Students, faculty discuss sexual violence on campus

Whitney Allen

Statistically, one in every five women will face assault or attempted assault during her time on campus. Stephanie Gilmore provided this statistic and has made it her mission to end sexual violence on university and college campuses. 

Gilmore addressed WKU students and faculty Wednesday evening in the DSU auditorium. The lecture was also streamed online for the regional campuses.

Gilmore holds a Ph.D. in comparative women’s history from Ohio State University. She is currently the editor for the Committee on LGBT History and a member of the editorial collective for Feminist Studies, an academic journal.

In the 90 minutes of Gilmore’s lecture, 45 sexual assaults took place, she informed her listeners. She said statistically someone becomes a victim of sexual assault ever two minutes.

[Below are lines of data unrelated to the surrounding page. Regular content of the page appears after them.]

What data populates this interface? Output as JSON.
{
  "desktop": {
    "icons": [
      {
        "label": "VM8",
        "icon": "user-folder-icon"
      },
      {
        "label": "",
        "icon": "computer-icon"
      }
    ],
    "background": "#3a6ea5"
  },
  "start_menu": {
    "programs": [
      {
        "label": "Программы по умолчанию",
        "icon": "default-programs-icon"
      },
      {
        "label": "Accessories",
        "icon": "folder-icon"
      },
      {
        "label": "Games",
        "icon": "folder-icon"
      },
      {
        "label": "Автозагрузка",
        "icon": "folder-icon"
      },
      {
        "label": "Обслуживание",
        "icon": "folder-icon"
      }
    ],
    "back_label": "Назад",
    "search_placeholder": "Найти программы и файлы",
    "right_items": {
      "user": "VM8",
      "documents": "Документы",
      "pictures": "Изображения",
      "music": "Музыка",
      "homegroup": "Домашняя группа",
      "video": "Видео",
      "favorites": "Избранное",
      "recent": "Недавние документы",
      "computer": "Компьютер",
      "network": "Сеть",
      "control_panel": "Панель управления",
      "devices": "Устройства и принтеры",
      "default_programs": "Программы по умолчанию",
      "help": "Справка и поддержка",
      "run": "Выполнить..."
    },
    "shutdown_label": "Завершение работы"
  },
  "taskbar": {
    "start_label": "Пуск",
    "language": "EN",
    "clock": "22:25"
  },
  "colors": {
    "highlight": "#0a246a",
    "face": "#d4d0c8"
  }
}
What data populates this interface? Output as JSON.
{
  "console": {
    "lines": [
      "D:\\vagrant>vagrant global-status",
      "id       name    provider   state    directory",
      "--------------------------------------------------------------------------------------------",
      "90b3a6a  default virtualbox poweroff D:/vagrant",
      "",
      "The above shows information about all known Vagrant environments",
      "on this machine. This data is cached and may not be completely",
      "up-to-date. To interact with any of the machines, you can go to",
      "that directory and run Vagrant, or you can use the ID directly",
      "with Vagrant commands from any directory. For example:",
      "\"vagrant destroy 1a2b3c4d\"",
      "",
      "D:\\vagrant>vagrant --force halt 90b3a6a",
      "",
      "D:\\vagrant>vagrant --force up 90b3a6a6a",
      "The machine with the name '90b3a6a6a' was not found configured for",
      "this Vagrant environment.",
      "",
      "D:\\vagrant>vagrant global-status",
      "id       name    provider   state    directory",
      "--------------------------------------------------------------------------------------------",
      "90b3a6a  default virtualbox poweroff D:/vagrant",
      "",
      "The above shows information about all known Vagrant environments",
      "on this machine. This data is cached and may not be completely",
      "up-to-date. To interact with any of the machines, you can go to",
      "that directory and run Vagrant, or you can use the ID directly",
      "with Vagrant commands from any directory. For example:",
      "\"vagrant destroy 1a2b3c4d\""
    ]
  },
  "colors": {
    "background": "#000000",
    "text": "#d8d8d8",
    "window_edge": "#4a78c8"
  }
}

She reminded students those victims were not limited to one specific group or gender, but this is an issue that grazes every gender and race.

With her presentation of the numbers, Gilmore presented a matching energy and passion for change.

Gilmore’s mission is to make change happen in order for the numbers she presented to change. This includes ending rape culture and taking care of these problems at their roots rather than only dealing with the victims.

 “We need to create communities where violence becomes unthinkable,” Gilmore said.

She said the creation of such a community will stem from campus protests, activists groups and accountability with the university to maintain a safe environment.

In some cases, she said the policy itself needs to change.

“If this (policy) needs to be changed, then we need to be changing it,” Gilmore said. “Policies are only as good as the paper they’re written on.”

Following the lecture, Gilmore opened the floor for questions. Students asked questions about WKU’s policy on sexual misconduct, “yes means yes” policies and ways to end rape culture.

Gilmore encouraged students to take action where they see fit whether that is through protests, social media, activism or campus media.

 “Students need to be involved, this is your campus,” Gilmore said. “It’s an exciting time to be opening up conversation about this.”